____ Exercise inputs

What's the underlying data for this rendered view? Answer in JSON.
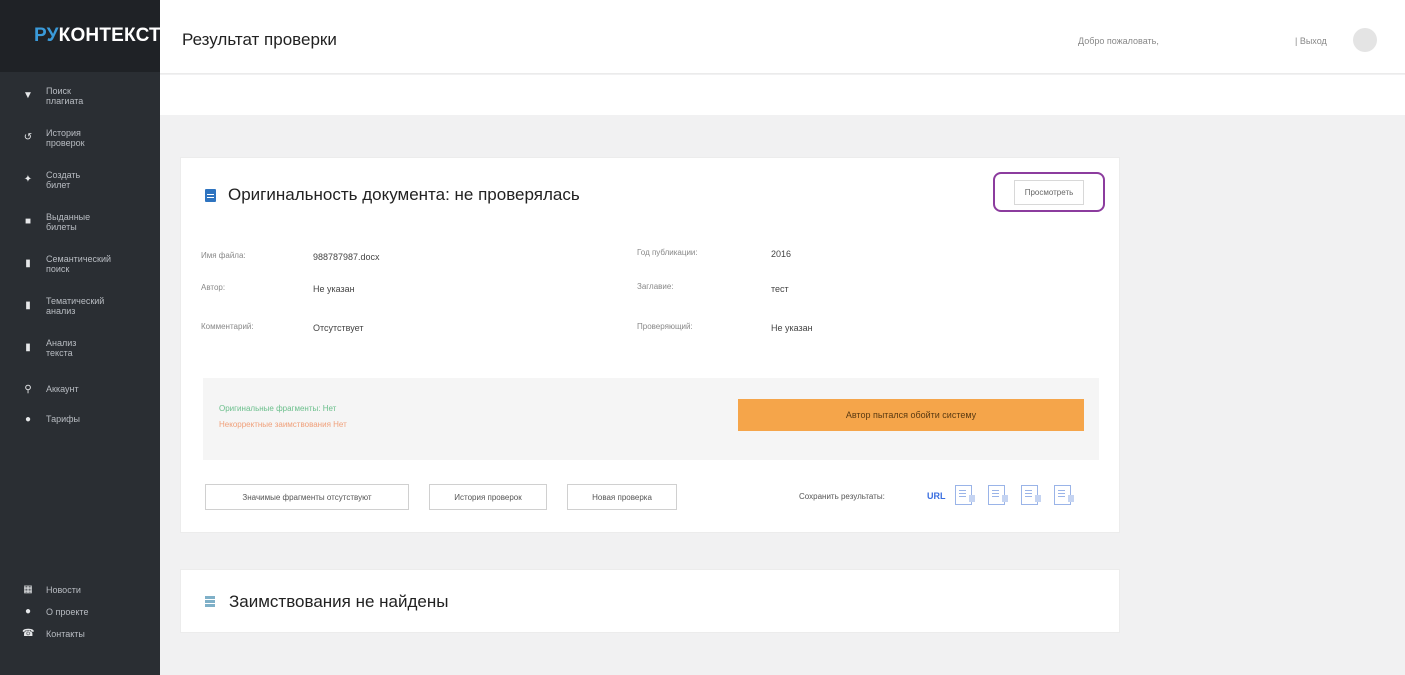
{
  "brand": {
    "ru": "РУ",
    "rest": "КОНТЕКСТ",
    "accent": "#3a9ad9"
  },
  "sidebar": {
    "items": [
      {
        "icon": "shield-icon",
        "glyph": "▼",
        "label": "Поиск\nплагиата"
      },
      {
        "icon": "history-icon",
        "glyph": "↺",
        "label": "История\nпроверок"
      },
      {
        "icon": "pin-icon",
        "glyph": "✦",
        "label": "Создать\nбилет"
      },
      {
        "icon": "folder-icon",
        "glyph": "■",
        "label": "Выданные\nбилеты"
      },
      {
        "icon": "document-icon",
        "glyph": "▮",
        "label": "Семантический\nпоиск"
      },
      {
        "icon": "document-icon",
        "glyph": "▮",
        "label": "Тематический\nанализ"
      },
      {
        "icon": "document-icon",
        "glyph": "▮",
        "label": "Анализ\nтекста"
      },
      {
        "icon": "user-icon",
        "glyph": "⚲",
        "label": "Аккаунт"
      },
      {
        "icon": "circle-icon",
        "glyph": "●",
        "label": "Тарифы"
      }
    ],
    "bottom": [
      {
        "icon": "news-icon",
        "glyph": "▦",
        "label": "Новости"
      },
      {
        "icon": "info-icon",
        "glyph": "●",
        "label": "О проекте"
      },
      {
        "icon": "phone-icon",
        "glyph": "☎",
        "label": "Контакты"
      }
    ]
  },
  "header": {
    "title": "Результат проверки",
    "welcome": "Добро пожаловать,",
    "logout": "| Выход"
  },
  "report": {
    "title": "Оригинальность документа: не проверялась",
    "view_button": "Просмотреть",
    "fields": [
      {
        "label": "Имя файла:",
        "value": "988787987.docx"
      },
      {
        "label": "Автор:",
        "value": "Не указан"
      },
      {
        "label": "Комментарий:",
        "value": "Отсутствует"
      },
      {
        "label": "Год публикации:",
        "value": "2016"
      },
      {
        "label": "Заглавие:",
        "value": "тест"
      },
      {
        "label": "Проверяющий:",
        "value": "Не указан"
      }
    ],
    "original_fragments": "Оригинальные фрагменты:    Нет",
    "incorrect_borrowings": "Некорректные заимствования Нет",
    "alert": "Автор пытался обойти систему",
    "buttons": {
      "fragments": "Значимые фрагменты отсутствуют",
      "history": "История проверок",
      "new_check": "Новая проверка"
    },
    "save_label": "Сохранить результаты:",
    "url_label": "URL"
  },
  "borrowings": {
    "title": "Заимствования не найдены"
  },
  "colors": {
    "sidebar": "#2a2e33",
    "alert": "#f5a54a",
    "highlight_border": "#8c3c9e",
    "icon_blue": "#2f74c0"
  }
}
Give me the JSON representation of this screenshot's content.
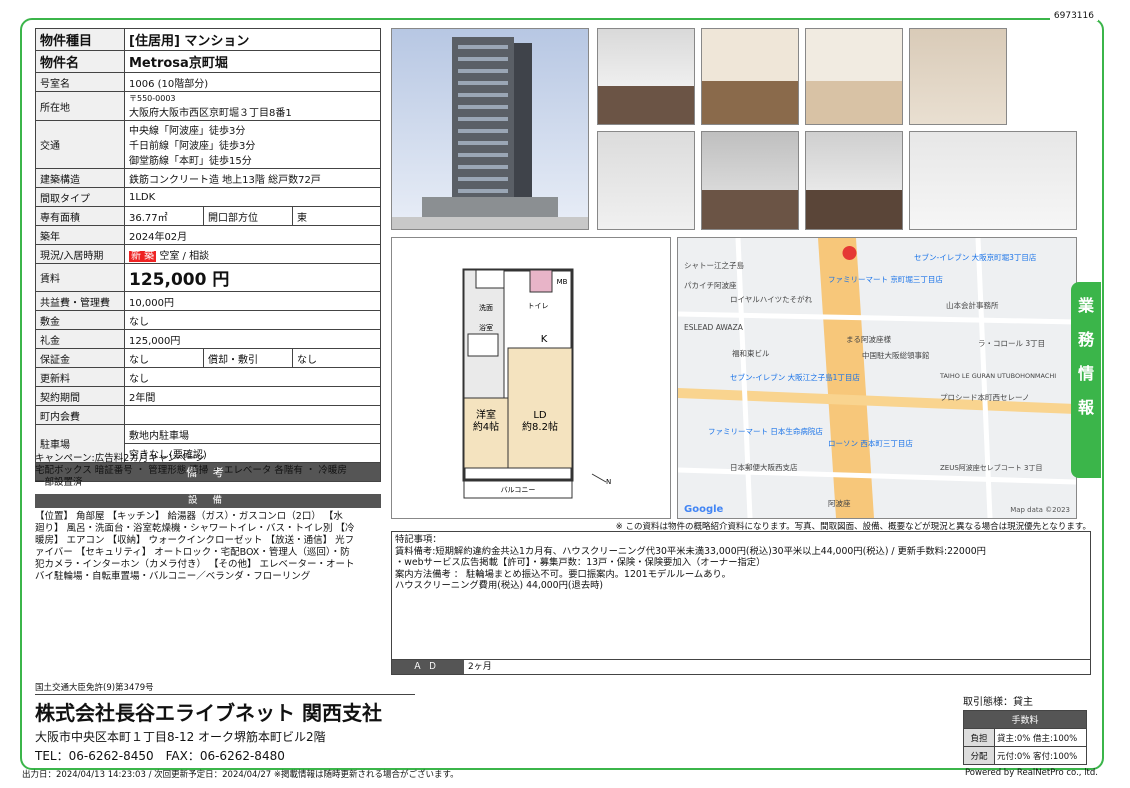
{
  "doc_id": "6973116",
  "spec": {
    "type_label": "物件種目",
    "type_value": "[住居用] マンション",
    "name_label": "物件名",
    "name_value": "Metrosa京町堀",
    "room_label": "号室名",
    "room_value": "1006 (10階部分)",
    "addr_label": "所在地",
    "zip": "〒550-0003",
    "addr_value": "大阪府大阪市西区京町堀３丁目8番1",
    "access_label": "交通",
    "access": [
      "中央線「阿波座」徒歩3分",
      "千日前線「阿波座」徒歩3分",
      "御堂筋線「本町」徒歩15分"
    ],
    "struct_label": "建築構造",
    "struct_value": "鉄筋コンクリート造 地上13階 総戸数72戸",
    "layout_label": "間取タイプ",
    "layout_value": "1LDK",
    "area_label": "専有面積",
    "area_value": "36.77㎡",
    "opening_label": "開口部方位",
    "opening_value": "東",
    "built_label": "築年",
    "built_value": "2024年02月",
    "status_label": "現況/入居時期",
    "status_new": "新 築",
    "status_value": "空室 / 相談",
    "rent_label": "賃料",
    "rent_value": "125,000 円",
    "fee_label": "共益費・管理費",
    "fee_value": "10,000円",
    "deposit_label": "敷金",
    "deposit_value": "なし",
    "keymoney_label": "礼金",
    "keymoney_value": "125,000円",
    "guarantee_label": "保証金",
    "guarantee_value": "なし",
    "amort_label": "償却・敷引",
    "amort_value": "なし",
    "renewal_label": "更新料",
    "renewal_value": "なし",
    "period_label": "契約期間",
    "period_value": "2年間",
    "town_label": "町内会費",
    "town_value": "",
    "parking_label": "駐車場",
    "parking_value1": "敷地内駐車場",
    "parking_value2": "空きなし(要確認)"
  },
  "remarks_section": {
    "title": "備 考",
    "lines": [
      "キャンペーン:広告料2カ月キャンペーン",
      "宅配ボックス 暗証番号 ・ 管理形態 清掃 ・ エレベータ 各階有 ・ 冷暖房",
      "一部設置済"
    ]
  },
  "equipment_section": {
    "title": "設 備",
    "lines": [
      "【位置】 角部屋 【キッチン】 給湯器（ガス）・ガスコンロ（2口） 【水",
      "廻り】 風呂・洗面台・浴室乾燥機・シャワートイレ・バス・トイレ別 【冷",
      "暖房】 エアコン 【収納】 ウォークインクローゼット 【放送・通信】 光フ",
      "ァイバー 【セキュリティ】 オートロック・宅配BOX・管理人（巡回）・防",
      "犯カメラ・インターホン（カメラ付き） 【その他】 エレベーター・オート",
      "バイ駐輪場・自転車置場・バルコニー／ベランダ・フローリング"
    ]
  },
  "floorplan": {
    "labels": {
      "western": "洋室",
      "western_size": "約4帖",
      "ld": "LD",
      "ld_size": "約8.2帖",
      "kitchen": "K",
      "balcony": "バルコニー",
      "bath": "浴室",
      "wash": "洗面",
      "toilet": "トイレ",
      "mb": "MB",
      "north": "N"
    }
  },
  "map": {
    "labels": [
      "シャトー江之子島",
      "セブン-イレブン 大阪京町堀3丁目店",
      "ファミリーマート 京町堀三丁目店",
      "パカイチ阿波座",
      "ロイヤルハイツたそがれ",
      "山本会計事務所",
      "ESLEAD AWAZA",
      "福和東ビル",
      "まる阿波座様",
      "中国駐大阪総領事館",
      "ラ・コロール 3丁目",
      "セブン-イレブン 大阪江之子島1丁目店",
      "TAIHO LE GURAN UTUBOHONMACHI",
      "プロシード本町西セレーノ",
      "ファミリーマート 日本生命病院店",
      "ローソン 西本町三丁目店",
      "日本郵便大阪西支店",
      "阿波座",
      "ZEUS阿波座セレブコート 3丁目"
    ],
    "attribution": "Map data ©2023",
    "logo": "Google"
  },
  "notice": "※ この資料は物件の概略紹介資料になります。写真、間取図面、設備、概要などが現況と異なる場合は現況優先となります。",
  "special_remarks": {
    "lines": [
      "特記事項：",
      "賃料備考:短期解約違約金共込1カ月有、ハウスクリーニング代30平米未満33,000円(税込)30平米以上44,000円(税込) / 更新手数料:22000円",
      "・webサービス広告掲載【許可】・募集戸数：13戸・保険・保険要加入（オーナー指定）",
      "案内方法備考 ： 駐輪場まとめ振込不可。要口振案内。1201モデルルームあり。",
      "ハウスクリーニング費用(税込) 44,000円(退去時)"
    ],
    "ad_label": "ＡＤ",
    "ad_value": "2ヶ月"
  },
  "side_tab": [
    "業",
    "務",
    "情",
    "報"
  ],
  "company": {
    "license": "国土交通大臣免許(9)第3479号",
    "name": "株式会社長谷エライブネット 関西支社",
    "address": "大阪市中央区本町１丁目8-12 オーク堺筋本町ビル2階",
    "tel": "TEL：06-6262-8450　FAX：06-6262-8480"
  },
  "terms": {
    "title": "取引態様：貸主",
    "fee_header": "手数料",
    "burden_label": "負担",
    "burden_value": "貸主:0% 借主:100%",
    "split_label": "分配",
    "split_value": "元付:0% 客付:100%"
  },
  "footer": "出力日：2024/04/13 14:23:03 / 次回更新予定日：2024/04/27 ※掲載情報は随時更新される場合がございます。",
  "powered": "Powered by RealNetPro co., ltd."
}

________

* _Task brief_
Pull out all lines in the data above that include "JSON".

* _Finished exercise_
What's the underlying data for this rendered view? Answer in JSON.
Give me the JSON representation of this screenshot's content.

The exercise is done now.